Hospitals across the country could be in big financial trouble if the Senate approves the current version of the Republican Better Care Reconciliation Act warns Cleveland Clinic CEO Toby Cosgrove, M.D., just one of many hospital CEOs who have sounded alarms about the proposed legislation and urge true policy reform.
As it stands now, even insured patients have difficulty paying hospital bills. The addition of millions more to the ranks of the uninsured would add to the bad debt that many hospitals struggle with, Cosgrove told CNBC Wednesday. He is just one of many hospital CEOs this week who have spoken out against the Senate bill and the damage it will cause.
"If you have more patients coming in that are not paid, you're going to have hospitals that are in very deep financial trouble," Cosgrove told CNBC's "Squawk Box." "And this is particularly true of rural hospitals and safety-net hospitals, which are very dependent on Medicare and Medicaid for their returns."
Hospitals will close, doctor burnout will increase
The situation will be in dire for Texas hospitals if the bill passes, Britt Berrett, former president of Texas Health Presbyterian Hospital Dallas who now heads the University of Texas at Dallas’ undergraduate health administration program, told the Palestine Herald Press. Hospitals will absolutely close, he said.
And doctors, already suffering from high rates of burnout, will be put under even more stress as they try to find care for millions of uninsured patients, said Michael Wagner, president and CEO of Tufts Medical Center. “It’s basically, ‘Good luck trying to find the right treatment for your patient—and by the way, it happens to be the poor and disadvantaged who will lose access to healthcare, but who cares about them,” Wagner told The Boston Herald. “You know who cares about them? The doctors and nurses care about them.”
Cosgrove says Congress should instead address the root cause of the problem—out-of-control healthcare costs.
Kenneth Davis, M.D., president and CEO of the Mount Sinai Health System in New York, agrees that Congress isn’t targeting the issues that truly address healthcare costs.
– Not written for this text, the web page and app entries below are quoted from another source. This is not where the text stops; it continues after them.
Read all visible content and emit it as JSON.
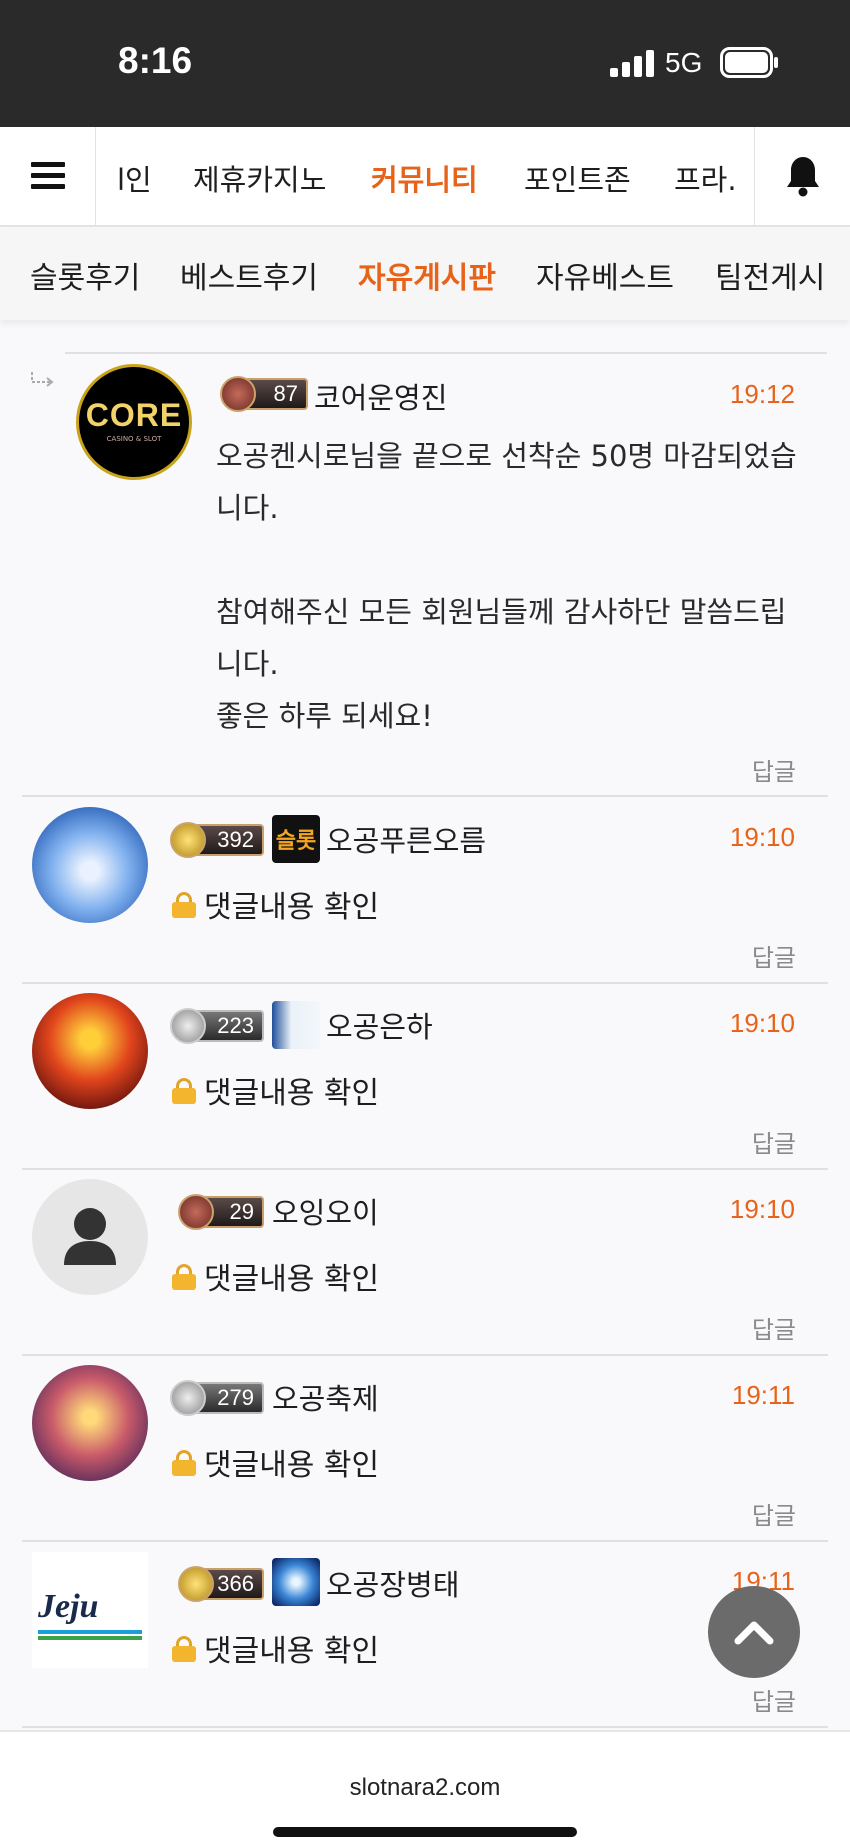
{
  "status": {
    "time": "8:16",
    "network": "5G"
  },
  "nav": {
    "items": [
      "l인",
      "제휴카지노",
      "커뮤니티",
      "포인트존",
      "프라."
    ],
    "active_index": 2
  },
  "subnav": {
    "items": [
      "슬롯후기",
      "베스트후기",
      "자유게시판",
      "자유베스트",
      "팀전게시"
    ],
    "active_index": 2
  },
  "reply_label": "답글",
  "locked_text": "댓글내용 확인",
  "comments": [
    {
      "level": "87",
      "author": "코어운영진",
      "time": "19:12",
      "text_lines": [
        "오공켄시로님을 끝으로 선착순 50명 마감되었습",
        "니다.",
        "",
        "참여해주신 모든 회원님들께 감사하단 말씀드립",
        "니다.",
        "좋은 하루 되세요!"
      ],
      "avatar_text": "CORE",
      "avatar_sub": "CASINO & SLOT"
    },
    {
      "level": "392",
      "author": "오공푸른오름",
      "time": "19:10",
      "tag": "슬롯"
    },
    {
      "level": "223",
      "author": "오공은하",
      "time": "19:10"
    },
    {
      "level": "29",
      "author": "오잉오이",
      "time": "19:10"
    },
    {
      "level": "279",
      "author": "오공축제",
      "time": "19:11"
    },
    {
      "level": "366",
      "author": "오공장병태",
      "time": "19:11",
      "avatar_text": "Jeju"
    }
  ],
  "footer": {
    "url": "slotnara2.com"
  }
}
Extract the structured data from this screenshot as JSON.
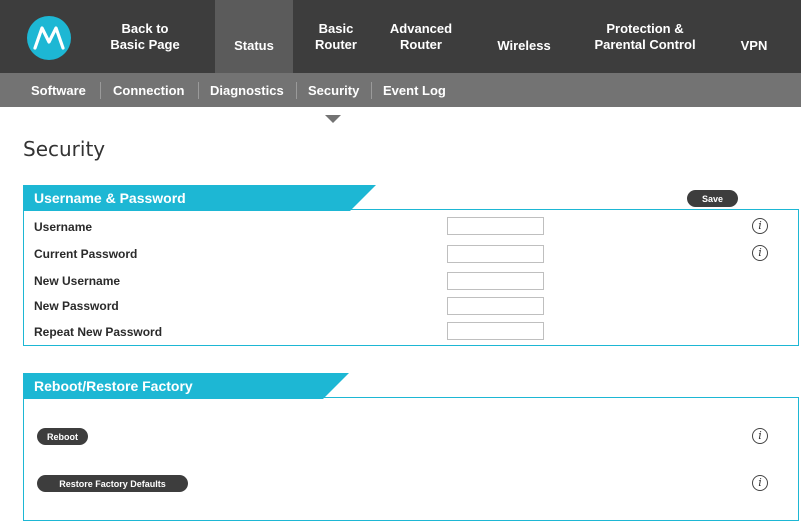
{
  "brand": {
    "logo_icon": "motorola-batwing-logo",
    "accent": "#1db7d4"
  },
  "topnav": {
    "items": [
      {
        "id": "back",
        "label": "Back to\nBasic Page"
      },
      {
        "id": "status",
        "label": "Status",
        "active": true
      },
      {
        "id": "basic-router",
        "label": "Basic\nRouter"
      },
      {
        "id": "advanced-router",
        "label": "Advanced\nRouter"
      },
      {
        "id": "wireless",
        "label": "Wireless"
      },
      {
        "id": "protection",
        "label": "Protection &\nParental Control"
      },
      {
        "id": "vpn",
        "label": "VPN"
      }
    ]
  },
  "subnav": {
    "items": [
      {
        "id": "software",
        "label": "Software"
      },
      {
        "id": "connection",
        "label": "Connection"
      },
      {
        "id": "diagnostics",
        "label": "Diagnostics"
      },
      {
        "id": "security",
        "label": "Security",
        "active": true
      },
      {
        "id": "event-log",
        "label": "Event Log"
      }
    ]
  },
  "page": {
    "title": "Security"
  },
  "credentials": {
    "header": "Username & Password",
    "save_label": "Save",
    "fields": [
      {
        "label": "Username",
        "value": "",
        "info": true
      },
      {
        "label": "Current Password",
        "value": "",
        "info": true
      },
      {
        "label": "New Username",
        "value": "",
        "info": false
      },
      {
        "label": "New Password",
        "value": "",
        "info": false
      },
      {
        "label": "Repeat New Password",
        "value": "",
        "info": false
      }
    ]
  },
  "reboot": {
    "header": "Reboot/Restore Factory",
    "reboot_label": "Reboot",
    "restore_label": "Restore Factory Defaults"
  },
  "icons": {
    "info": "info-icon",
    "info_glyph": "i"
  }
}
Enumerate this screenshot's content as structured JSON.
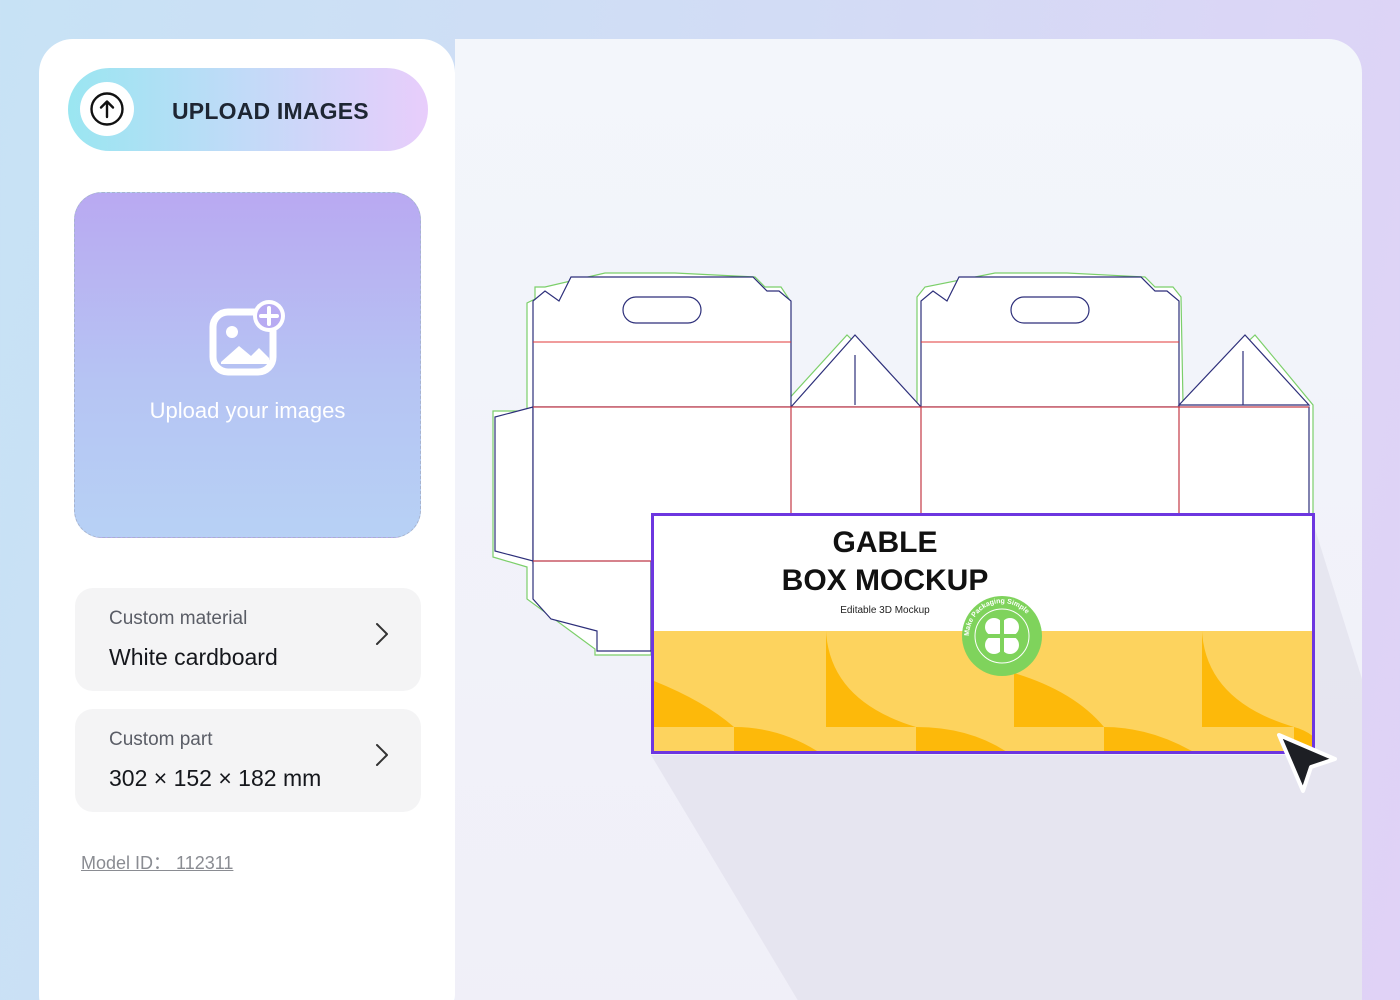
{
  "sidebar": {
    "upload_button": {
      "label": "UPLOAD IMAGES",
      "icon": "arrow-up-circle-icon"
    },
    "dropzone": {
      "label": "Upload your images",
      "icon": "add-image-icon"
    },
    "material": {
      "label": "Custom material",
      "value": "White cardboard"
    },
    "part": {
      "label": "Custom part",
      "value": "302 × 152 × 182 mm"
    },
    "model_id": "Model ID： 112311"
  },
  "mockup": {
    "title_line1": "GABLE",
    "title_line2": "BOX MOCKUP",
    "subtitle": "Editable 3D Mockup",
    "seal_text": "Make Packaging Simple",
    "colors": {
      "frame": "#6d36e0",
      "pattern_light": "#fdd35e",
      "pattern_dark": "#fdb90a",
      "seal": "#7fd35c"
    }
  }
}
In an interview with PBS News Hour, he said the industry must focus on a different way to deliver healthcare that is more cost-efficient.
“The system is failing us,” he said. “The macroeconomics of healthcare are such that the government can’t afford it, the states can’t afford it, the employers can’t afford it, and the employees can’t afford it. What we have got to ask is, what’s wrong with the system and how do we change it so that it’s more efficient for everybody?”